The Home Affordable Refinance Program has evolved since its introduction in 2009. With some real estate pros calling for yet another iteration, we take a look back at how the program helps underwater homeowners
The Federal Reserve says American homes gained $2.3 trillion in value last year, a huge amount and evidence of growing home values. But while news on the real estate front is generally good, an estimated 9.3 million homes remain “deeply underwater” according to RealtyTrac, situations where property values are at least 25 percent less than the outstanding mortgage debt.
If you have an underwater home and if you want to refinance at today’s rates – then you need to look at the government’s Home Affordable Refinance Program.
However, one of the problems with HARP is that it’s somewhat of a moving target. The requirements have evolved, and one result is that many potentially qualified borrowers do not realize the program is now open to them.
The basic idea behind the 2009 version of HARP – what’s generally known as HARP 1.0 – was to assist borrowers with good payment histories who found they could not refinance because falling home values left them without equity.
HARP was open to borrowers with loans owned by Fannie Mae and Freddie Mac. The loans had to be originated before May 31, 2009, and the borrower had to have a good payment history in the past 12 months.
Another condition was this: The current loan-to-value ratio had to be at least 125 percent, meaning if the house was worth $200,000 the borrower could not have a first loan of more than $250,000. (Originally, the required LTV was 105% but this was changed in July 2009.)

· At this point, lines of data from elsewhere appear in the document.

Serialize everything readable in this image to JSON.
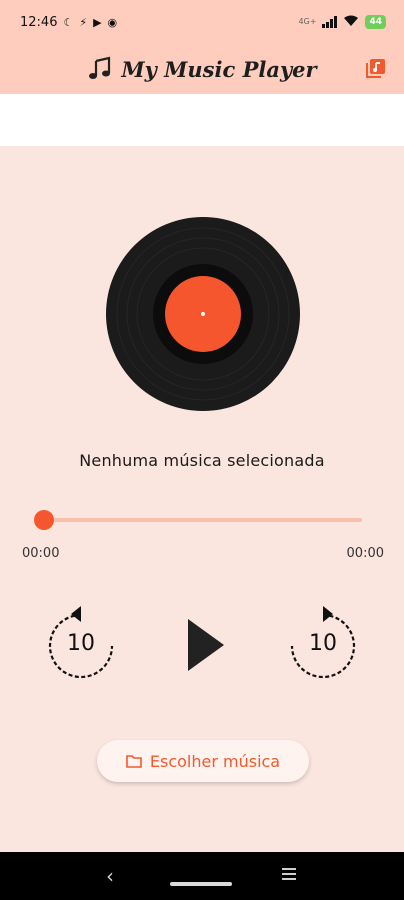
{
  "status_bar": {
    "time": "12:46",
    "network": "4G+",
    "battery": "44"
  },
  "header": {
    "title": "My Music Player",
    "icons": {
      "title": "music-note-icon",
      "action": "playlist-icon"
    }
  },
  "player": {
    "track_title": "Nenhuma música selecionada",
    "current_time": "00:00",
    "total_time": "00:00",
    "progress": 0,
    "rewind_seconds": "10",
    "forward_seconds": "10"
  },
  "actions": {
    "choose_label": "Escolher música",
    "choose_icon": "folder-icon"
  },
  "colors": {
    "accent": "#f5562d",
    "header_bg": "#ffcdbd",
    "page_bg": "#fbe5df",
    "track_bg": "#f8bfae"
  }
}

The early LTV provisions helped some people but essentially made the program off limits in hard-hit foreclosure centers in California, Florida, Nevada, Arizona and parts of the Rust Belt. In those areas many borrowers had mortgage balances that greatly exceeded the value of their homes and could not qualify for assistance under HARP.
HARP 1.0 not only had LTV problems, it also included requirements that made lenders nervous, especially rules that made them responsible for underwriting errors. As a result, HARP 2.0 was introduced in October 2011, a revision with several important changes.
First, the 125 percent LTV was dropped so that deeply underwater borrowers can get help. Second, borrowers can refinance second homes and investment properties with one-to-four units. Third, borrowers no longer have to work with their existing lender – they can shop around for a HARP refinance.
Lenders also got some goodies to encourage participation: In many cases, automated – and cheaper – appraisals can be used to refinance old loans. Fannie Mae and Freddie Mac will waive “certain representations and warranties” made by lenders, meaning lenders no longer will have liabilities for original loans once refinanced. Lastly, a number of fees and charges were reduced.
There’s no doubt that HARP 2.0 offers benefits to a much larger number of homeowners, but can the program be further improved? There are, after all, more than 9 million homeowners who remain deeply underwater.
One approach is the Responsible Homeowner Refinancing Act of 2013 (S. 249), broadly known as HARP 3.0. If passed, it would lower HARP fees and costs, reduce the need for appraisals even further, and ease underwriting standards. The White House also has proposed a “better bargain” for homeowners that would streamline refinancing and lower closing costs.
HARP 2.0 will remain in place through at least December 31, 2015. For millions of homeowners it may well represent the best path to lower monthly mortgage costs, and certainly it’s worth asking lenders for more information. Meanwhile, keep on the alert for HARP 3.0 – it could make a good program even better.
© CTW Features